Over the years, Kenya continues to enjoy an amicable relation with the global community topped up with the recent plus Ambassador Amina who understood the importance of diplomatic relations. However, a tussle, travelling abroad is a possibility. Kenyans in the living in the diaspora are core of the economy and therefore, all the necessary questions must be asked and answered before we send more Kenyans are broad. There are possible right channels to get recruitments abroad, through known and verified agencies. The government has made undeniable efforts in ensuring that international immigration gets immense technical support. This is through the Kenya Diaspora Policy 2014 as well as working with the specific stakeholders in strengthening the process. Recently, the verified agencies were listed and the shady ones faced a ban.

It is however unfortunate that, even years later after horrendous incidents of Kenyans being mistreated abroad, unsuspecting young people are falling into the hands of greedy unscrupulous agents exploiting job opportunities in the Middle East. In 2015, over 900 agencies had their licenses lifted as the government banned its citizens from working in the Middle East. Nevertheless, young people desperate to unclasp themselves from the chains of poverty are jumping the train. We have witnessed heartbreaking stories of young women who leave the country in the hope of a better life, only to wound back home if lucky with gory tales. These crooked agents trick some of these young women with enticing job offers only to land them into all forms of abuse ranging from verbal to sexual abuse. Disheartening that families go through the loss of their loved ones without getting probable justice.

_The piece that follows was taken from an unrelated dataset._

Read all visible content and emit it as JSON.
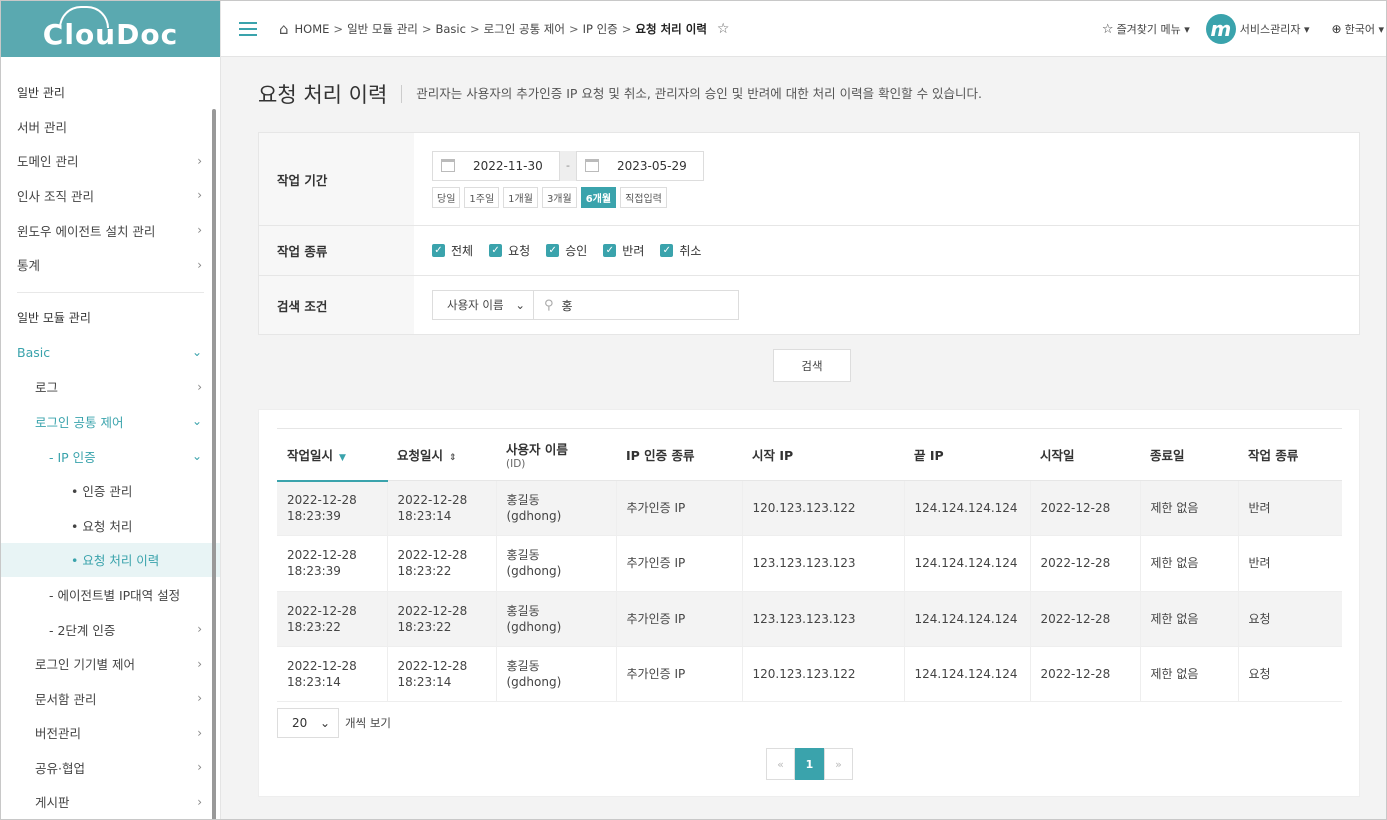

The broken link in propagating information could be take the blame. Fraudsters transfix their selfish interests in the loopholes. They sell dreams to innocent dreamers scoffing crazy money from poor families. The recent documentation of the certified agencies is an undeniable effort but getting this kind of information down to the roots will require the embassies to strap their boots and get their ‘hands dirty’. By exploiting the mere possibility that there are fraudsters who maraud themselves as agents, we can avert future horrors. When its all said and done, we should embrace integrity as a country. The reason we find ourselves in these avoidable instances, we have accepted corruption as our own thing. We have wired our kids and the kids’ kids to believe in the backdoor. That somehow a civil servant cannot render a service which they are duly paid for without a pat on the back. These shortcuts are the dark alleys swallowing up young women in dire need of opportunities abroad and unless we stop, the policies will just be a greenlight.